During the resident’s stay at the GACH, Resident 1 underwent two bronchoscopes (insertion of a camera on a flexible rod directly into the lungs for visualization), and received several antibiotics for treatment of pneumonia before expiring 13 days later.
According to Medline Plus, aspiration pneumonia was an inflammation of the lungs and bronchial tubes due to breathing in a foreign material, usually food, liquids and/or secretions from the stomach. Physician 2's consultation record further revealed the resident was placed on BiPAP, a ventilation support system and admitted to the Intensive Care Unit.
A review of Resident 1's Certificate of Death, indicated the resident expired on May 19, 2008 at 3:10 p.m., 13 days after being transferred to the hospital. The cause of death was listed as respiratory failure due to pneumonia.
The facility failed to implement its policy and current nursing procedure to ensure and verify correct placement of the NGT in Resident 1's stomach to prevent infusing of the liquid feeding into the resident's lungs.

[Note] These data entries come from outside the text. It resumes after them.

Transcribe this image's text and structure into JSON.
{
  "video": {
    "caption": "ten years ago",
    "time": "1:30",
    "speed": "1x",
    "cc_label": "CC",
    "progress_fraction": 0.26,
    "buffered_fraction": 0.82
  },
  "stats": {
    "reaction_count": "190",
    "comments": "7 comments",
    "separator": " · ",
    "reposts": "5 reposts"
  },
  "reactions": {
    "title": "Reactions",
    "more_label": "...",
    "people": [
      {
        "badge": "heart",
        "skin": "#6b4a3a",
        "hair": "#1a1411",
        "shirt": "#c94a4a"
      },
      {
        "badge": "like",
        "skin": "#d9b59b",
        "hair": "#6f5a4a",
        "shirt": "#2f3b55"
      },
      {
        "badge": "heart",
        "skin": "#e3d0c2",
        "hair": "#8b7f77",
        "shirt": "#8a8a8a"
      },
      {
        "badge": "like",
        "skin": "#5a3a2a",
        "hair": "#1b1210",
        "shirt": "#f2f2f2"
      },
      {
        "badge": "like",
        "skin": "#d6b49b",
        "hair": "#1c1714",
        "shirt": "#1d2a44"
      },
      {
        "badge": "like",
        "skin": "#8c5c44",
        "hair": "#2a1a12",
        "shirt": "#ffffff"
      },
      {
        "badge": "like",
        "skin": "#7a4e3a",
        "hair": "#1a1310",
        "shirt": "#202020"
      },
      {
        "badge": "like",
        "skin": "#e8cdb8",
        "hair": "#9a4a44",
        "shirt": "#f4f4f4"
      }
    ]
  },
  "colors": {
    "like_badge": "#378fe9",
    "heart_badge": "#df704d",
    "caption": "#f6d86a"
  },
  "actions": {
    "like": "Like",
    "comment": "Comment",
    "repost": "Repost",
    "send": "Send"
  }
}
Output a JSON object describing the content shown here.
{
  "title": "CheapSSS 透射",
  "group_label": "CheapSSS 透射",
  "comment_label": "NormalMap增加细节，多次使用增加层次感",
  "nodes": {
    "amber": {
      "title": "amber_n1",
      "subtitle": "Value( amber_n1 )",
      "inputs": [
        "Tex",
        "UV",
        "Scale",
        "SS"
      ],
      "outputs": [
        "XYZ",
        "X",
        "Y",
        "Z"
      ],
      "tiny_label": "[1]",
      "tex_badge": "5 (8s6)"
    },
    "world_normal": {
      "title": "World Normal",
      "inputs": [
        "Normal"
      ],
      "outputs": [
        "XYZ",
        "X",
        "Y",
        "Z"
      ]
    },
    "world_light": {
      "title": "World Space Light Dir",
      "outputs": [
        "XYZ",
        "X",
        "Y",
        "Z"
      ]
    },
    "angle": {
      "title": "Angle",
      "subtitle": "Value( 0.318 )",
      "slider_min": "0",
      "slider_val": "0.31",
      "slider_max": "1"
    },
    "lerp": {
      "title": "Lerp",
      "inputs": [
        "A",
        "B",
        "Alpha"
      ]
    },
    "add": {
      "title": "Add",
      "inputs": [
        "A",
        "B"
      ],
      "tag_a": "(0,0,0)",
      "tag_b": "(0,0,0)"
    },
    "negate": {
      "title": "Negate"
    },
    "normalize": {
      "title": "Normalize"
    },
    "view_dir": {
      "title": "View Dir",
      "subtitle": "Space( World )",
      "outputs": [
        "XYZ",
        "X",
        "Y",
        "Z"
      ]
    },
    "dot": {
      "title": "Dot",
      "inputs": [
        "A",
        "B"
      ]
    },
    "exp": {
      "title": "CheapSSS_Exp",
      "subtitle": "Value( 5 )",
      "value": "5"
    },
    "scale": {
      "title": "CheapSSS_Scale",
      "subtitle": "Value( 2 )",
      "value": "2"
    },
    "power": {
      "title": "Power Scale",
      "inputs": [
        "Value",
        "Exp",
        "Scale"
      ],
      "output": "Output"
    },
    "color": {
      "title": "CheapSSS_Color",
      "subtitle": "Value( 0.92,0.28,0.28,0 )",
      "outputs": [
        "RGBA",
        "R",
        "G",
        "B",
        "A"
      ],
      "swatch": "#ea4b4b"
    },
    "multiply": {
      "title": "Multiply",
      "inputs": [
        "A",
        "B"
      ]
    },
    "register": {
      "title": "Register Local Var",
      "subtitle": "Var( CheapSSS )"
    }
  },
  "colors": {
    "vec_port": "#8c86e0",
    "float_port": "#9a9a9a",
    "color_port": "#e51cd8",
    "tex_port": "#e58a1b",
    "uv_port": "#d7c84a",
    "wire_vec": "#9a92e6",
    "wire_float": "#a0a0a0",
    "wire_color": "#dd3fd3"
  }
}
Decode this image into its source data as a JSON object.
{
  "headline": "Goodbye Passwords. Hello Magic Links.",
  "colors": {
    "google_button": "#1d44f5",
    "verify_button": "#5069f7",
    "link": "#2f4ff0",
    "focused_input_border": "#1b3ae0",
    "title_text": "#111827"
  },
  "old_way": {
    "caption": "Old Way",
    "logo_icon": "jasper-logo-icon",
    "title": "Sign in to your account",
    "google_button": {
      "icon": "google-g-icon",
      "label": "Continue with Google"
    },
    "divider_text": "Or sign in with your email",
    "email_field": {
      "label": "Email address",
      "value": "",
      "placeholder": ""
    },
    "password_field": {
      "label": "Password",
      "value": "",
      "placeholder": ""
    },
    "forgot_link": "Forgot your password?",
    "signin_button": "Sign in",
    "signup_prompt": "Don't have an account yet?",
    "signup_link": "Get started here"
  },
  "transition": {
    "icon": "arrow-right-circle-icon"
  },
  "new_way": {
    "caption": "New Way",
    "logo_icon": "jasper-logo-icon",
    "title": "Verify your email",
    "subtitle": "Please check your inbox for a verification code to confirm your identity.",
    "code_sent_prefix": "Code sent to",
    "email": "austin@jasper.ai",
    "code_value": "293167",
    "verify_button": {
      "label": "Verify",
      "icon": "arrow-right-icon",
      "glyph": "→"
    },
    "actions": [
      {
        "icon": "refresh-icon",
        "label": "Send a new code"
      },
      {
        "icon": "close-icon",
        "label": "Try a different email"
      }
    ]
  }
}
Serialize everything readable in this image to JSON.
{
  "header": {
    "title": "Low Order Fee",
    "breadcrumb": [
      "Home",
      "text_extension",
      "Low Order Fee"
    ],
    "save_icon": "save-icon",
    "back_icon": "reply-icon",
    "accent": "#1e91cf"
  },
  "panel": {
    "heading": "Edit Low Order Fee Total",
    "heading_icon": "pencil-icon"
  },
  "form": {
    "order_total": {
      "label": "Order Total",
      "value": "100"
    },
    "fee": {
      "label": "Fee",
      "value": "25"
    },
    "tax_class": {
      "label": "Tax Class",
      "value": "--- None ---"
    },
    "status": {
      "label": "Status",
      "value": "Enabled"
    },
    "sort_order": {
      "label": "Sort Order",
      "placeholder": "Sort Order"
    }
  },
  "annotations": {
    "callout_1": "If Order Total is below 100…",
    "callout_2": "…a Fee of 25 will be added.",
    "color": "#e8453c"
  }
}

The facility failed to:
1. Ensure and verify correct placement of the NGT once placed and re-inserted, per the facility’s policy.
2. Ensure and verify the NGT placement before administering feeding and medication administration each time, as per the facility’s policy.
The above violation was a direct proximate cause of death of Resident 1.